Maradona’s dazzling performance illustrated the best of the Argentine style of elegant technique and individual daring. It was a controversial match, with the highs as extreme as the lows, but true sportsmanship seems to have prevailed with time. England’s Gary Lineker, who also scored that day, has since said of his opponent, ‘(it was) probably the one and only time in my whole career I felt like applauding the opposition scoring a goal’. In turn, Maradona would later pay tribute to his adversaries, saying, ‘I don’t think I could have done it against any other team because they all used to knock you down.’ ‘They (the England team) are probably the noblest in the world’.
But it’s not just about one-man pyrotechnics in the Argentine game. There is also the Argentine philosophy of ‘creative football’ (fútbol creativo), the relentless attacking teamwork that has consistently kept them in the highest ranks amongst their South American neighbours, and first took them to the top of the international heap when they won the 1978 World Cup, which they hosted. This was a very important victory in many ways, as it brought much needed emotional relief to a country torn apart by a brutally oppressive military regime and a plummeting economy. The Argentine people took full advantage of this brief respite from reality, and celebrations famously went on for days.
The secret of success

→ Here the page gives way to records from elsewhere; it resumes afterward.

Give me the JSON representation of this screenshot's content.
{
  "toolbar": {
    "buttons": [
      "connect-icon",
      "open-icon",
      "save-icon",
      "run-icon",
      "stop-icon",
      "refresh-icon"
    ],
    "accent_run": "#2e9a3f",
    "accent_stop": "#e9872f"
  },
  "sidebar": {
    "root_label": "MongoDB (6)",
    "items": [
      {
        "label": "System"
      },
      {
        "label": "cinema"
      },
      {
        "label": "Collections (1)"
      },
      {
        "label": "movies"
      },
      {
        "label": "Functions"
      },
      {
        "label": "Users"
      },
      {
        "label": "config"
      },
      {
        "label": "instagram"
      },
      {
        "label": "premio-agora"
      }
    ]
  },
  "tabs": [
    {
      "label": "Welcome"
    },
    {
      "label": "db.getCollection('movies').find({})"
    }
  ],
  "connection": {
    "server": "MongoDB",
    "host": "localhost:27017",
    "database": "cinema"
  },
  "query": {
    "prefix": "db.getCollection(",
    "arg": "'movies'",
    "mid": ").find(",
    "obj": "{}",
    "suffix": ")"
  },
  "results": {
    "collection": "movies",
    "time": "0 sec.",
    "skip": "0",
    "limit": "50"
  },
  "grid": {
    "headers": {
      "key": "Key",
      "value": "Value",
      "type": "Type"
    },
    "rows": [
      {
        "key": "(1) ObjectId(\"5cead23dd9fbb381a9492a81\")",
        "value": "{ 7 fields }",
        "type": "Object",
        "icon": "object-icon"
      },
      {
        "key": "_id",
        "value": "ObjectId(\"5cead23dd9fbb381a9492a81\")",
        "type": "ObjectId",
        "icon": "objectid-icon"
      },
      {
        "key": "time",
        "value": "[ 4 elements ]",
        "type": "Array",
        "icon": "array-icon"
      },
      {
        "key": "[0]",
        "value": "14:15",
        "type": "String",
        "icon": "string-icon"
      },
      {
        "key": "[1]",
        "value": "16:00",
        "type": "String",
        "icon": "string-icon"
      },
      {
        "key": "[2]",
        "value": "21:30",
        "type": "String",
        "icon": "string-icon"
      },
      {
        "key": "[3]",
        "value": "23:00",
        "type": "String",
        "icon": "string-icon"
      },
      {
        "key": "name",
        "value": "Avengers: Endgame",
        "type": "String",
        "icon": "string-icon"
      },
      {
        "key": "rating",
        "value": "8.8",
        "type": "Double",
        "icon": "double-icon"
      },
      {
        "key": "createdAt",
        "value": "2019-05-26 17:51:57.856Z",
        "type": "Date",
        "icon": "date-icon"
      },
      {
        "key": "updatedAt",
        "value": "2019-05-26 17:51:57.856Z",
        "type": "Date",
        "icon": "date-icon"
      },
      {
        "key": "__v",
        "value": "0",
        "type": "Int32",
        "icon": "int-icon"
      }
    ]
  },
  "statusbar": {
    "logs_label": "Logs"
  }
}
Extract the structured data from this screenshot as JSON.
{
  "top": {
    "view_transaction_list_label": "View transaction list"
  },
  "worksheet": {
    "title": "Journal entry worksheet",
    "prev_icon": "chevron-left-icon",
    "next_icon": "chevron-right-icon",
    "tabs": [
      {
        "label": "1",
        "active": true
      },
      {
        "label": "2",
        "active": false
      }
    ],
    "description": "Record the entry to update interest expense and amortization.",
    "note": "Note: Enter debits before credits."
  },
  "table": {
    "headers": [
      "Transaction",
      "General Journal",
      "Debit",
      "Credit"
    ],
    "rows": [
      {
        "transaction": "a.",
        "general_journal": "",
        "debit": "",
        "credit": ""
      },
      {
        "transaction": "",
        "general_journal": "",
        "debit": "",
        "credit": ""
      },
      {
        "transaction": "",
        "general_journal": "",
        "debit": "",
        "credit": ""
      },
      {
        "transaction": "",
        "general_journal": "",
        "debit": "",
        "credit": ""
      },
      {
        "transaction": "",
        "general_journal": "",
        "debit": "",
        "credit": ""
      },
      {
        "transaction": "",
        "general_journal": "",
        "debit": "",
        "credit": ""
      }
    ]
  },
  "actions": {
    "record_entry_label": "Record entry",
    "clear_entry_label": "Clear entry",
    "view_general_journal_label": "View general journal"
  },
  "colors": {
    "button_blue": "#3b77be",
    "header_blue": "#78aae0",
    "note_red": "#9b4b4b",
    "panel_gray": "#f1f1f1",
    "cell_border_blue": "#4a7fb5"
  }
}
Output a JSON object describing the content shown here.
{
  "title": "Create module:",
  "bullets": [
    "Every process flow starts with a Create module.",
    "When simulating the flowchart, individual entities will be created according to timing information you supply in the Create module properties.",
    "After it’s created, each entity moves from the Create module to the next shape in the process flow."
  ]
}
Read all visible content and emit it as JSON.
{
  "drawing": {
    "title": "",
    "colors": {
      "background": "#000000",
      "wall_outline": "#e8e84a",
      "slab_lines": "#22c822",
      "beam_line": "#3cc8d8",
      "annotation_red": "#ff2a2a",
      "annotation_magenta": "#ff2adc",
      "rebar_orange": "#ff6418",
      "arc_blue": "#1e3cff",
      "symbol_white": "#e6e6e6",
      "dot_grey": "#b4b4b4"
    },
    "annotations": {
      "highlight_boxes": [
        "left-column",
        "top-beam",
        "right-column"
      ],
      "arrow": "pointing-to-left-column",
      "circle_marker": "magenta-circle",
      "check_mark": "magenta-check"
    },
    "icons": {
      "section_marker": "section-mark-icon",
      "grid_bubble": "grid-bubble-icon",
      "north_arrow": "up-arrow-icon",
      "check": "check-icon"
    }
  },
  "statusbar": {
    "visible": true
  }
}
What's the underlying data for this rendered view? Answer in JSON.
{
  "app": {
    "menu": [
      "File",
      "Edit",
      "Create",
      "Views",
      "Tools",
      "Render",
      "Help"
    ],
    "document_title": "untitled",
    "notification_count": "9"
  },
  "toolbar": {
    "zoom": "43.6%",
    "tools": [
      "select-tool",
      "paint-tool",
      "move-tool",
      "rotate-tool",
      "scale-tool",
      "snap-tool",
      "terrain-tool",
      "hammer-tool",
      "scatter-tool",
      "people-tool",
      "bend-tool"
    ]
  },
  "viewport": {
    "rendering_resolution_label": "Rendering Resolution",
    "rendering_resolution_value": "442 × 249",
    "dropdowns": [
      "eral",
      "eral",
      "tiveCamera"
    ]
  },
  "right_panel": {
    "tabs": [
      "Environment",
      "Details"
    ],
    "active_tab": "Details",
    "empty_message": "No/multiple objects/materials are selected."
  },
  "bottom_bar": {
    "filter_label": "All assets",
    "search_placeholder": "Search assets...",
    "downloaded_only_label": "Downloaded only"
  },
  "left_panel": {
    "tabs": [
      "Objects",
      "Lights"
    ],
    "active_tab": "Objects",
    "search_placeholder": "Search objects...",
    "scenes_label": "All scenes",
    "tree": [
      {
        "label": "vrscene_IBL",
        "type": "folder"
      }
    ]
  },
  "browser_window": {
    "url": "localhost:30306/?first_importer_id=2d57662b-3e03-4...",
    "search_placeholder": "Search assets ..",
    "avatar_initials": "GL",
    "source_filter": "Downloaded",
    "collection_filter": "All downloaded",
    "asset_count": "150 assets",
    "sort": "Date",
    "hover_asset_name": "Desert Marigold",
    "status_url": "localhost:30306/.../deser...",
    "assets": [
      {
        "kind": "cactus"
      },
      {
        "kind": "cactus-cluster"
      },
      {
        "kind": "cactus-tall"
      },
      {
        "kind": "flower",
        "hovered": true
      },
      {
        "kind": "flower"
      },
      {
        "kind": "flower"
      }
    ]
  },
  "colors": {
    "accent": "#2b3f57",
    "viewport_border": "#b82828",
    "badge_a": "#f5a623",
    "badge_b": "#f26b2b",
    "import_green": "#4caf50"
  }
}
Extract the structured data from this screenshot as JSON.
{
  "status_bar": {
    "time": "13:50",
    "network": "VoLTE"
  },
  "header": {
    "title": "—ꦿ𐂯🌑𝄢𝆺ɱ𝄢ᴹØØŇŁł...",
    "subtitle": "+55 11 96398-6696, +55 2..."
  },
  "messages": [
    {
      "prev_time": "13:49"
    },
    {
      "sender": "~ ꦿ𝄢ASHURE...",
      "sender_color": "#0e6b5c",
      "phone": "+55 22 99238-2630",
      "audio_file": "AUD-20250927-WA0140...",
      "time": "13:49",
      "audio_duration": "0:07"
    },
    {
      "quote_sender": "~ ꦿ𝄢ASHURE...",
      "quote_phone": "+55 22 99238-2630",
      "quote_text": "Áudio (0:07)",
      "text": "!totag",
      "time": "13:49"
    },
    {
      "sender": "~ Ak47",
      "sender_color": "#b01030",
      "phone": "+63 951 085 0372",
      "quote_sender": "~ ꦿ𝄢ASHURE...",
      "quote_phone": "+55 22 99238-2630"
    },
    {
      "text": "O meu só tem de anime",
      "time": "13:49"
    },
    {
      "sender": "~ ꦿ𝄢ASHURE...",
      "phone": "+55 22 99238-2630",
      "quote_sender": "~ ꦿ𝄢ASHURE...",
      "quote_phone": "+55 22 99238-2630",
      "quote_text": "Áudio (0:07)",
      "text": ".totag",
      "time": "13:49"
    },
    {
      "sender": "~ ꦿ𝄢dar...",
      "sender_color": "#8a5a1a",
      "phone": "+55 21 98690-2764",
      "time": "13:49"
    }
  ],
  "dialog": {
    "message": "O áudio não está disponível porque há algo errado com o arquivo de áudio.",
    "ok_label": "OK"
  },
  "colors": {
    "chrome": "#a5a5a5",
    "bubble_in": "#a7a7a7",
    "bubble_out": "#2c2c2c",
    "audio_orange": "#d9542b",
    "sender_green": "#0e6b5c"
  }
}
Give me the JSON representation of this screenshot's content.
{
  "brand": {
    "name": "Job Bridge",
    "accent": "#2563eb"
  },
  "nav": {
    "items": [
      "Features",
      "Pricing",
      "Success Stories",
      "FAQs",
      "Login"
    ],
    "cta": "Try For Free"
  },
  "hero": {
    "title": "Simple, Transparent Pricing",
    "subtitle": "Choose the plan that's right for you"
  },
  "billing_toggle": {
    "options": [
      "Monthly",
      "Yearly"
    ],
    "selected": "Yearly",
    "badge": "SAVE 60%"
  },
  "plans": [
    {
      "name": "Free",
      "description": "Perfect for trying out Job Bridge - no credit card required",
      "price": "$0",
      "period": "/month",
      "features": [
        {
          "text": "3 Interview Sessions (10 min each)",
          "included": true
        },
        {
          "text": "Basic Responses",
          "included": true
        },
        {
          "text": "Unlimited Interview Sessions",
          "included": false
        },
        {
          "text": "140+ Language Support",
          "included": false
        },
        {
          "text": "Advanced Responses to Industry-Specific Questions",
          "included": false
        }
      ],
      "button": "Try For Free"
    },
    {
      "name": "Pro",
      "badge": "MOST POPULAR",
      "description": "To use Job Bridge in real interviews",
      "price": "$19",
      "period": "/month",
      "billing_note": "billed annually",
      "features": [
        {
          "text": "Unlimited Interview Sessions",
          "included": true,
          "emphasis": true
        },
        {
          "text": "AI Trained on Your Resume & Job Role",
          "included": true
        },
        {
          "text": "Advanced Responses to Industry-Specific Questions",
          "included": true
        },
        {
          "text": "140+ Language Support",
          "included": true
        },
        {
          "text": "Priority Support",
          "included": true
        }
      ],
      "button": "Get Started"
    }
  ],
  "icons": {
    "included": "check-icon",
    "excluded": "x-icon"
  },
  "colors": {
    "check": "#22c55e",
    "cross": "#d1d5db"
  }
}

Arguably then, Argentina might not be the most consistent team in the world, but they are certainly one of the most successful. What’s their secret? A large part of it is probably a very healthy dose of self-esteem. In the words of Osvaldo Ardiles, one of the stars of the World Cup champions of 1978, ‘We always had this feeling that we were the best in the world, a typical Argentinian notion’. It is also about how important football is to the Argentines, more so probably than any other aspect of daily life, even national politics. As Ardiles reflects, matter-of-factly, ‘The president of (Argentine FC) River Plate is more important than the governor of a small province’.
- FIFA World Ranking: No. 1 (March 2007).
- FIFA World Cup Winners: 1978, 1986.
- FIFA World Cup Runners-Up: 1930, 1990.
- FIFA Confederations Cup Winners: 1992.
- FIFA Confederations Cup Runners-Up: 1995, 2005.
- Copa América (American Cup) Winners: 1921, 1925, 1927, 1929, 1937, 1941, 1945, 1946, 1947, 1955, 1957, 1959, 1991, 1993.
- Copa América (American Cup) Runners-Up: 1916, 1917, 1920, 1923, 1924, 1926, 1935, 1942, 1959, 1967, 2004, 2007.
- Olympic Games – Gold Medal: 2004.
- Olympic Games – Silver Medal: 1928, 1996.
- Pan American Games – Gold Medal: 1951, 1955, 1959, 1971, 1995, 2003.
- Pan American Games – Silver Medal: 1963.
- Kirin Cup Winners: 1992.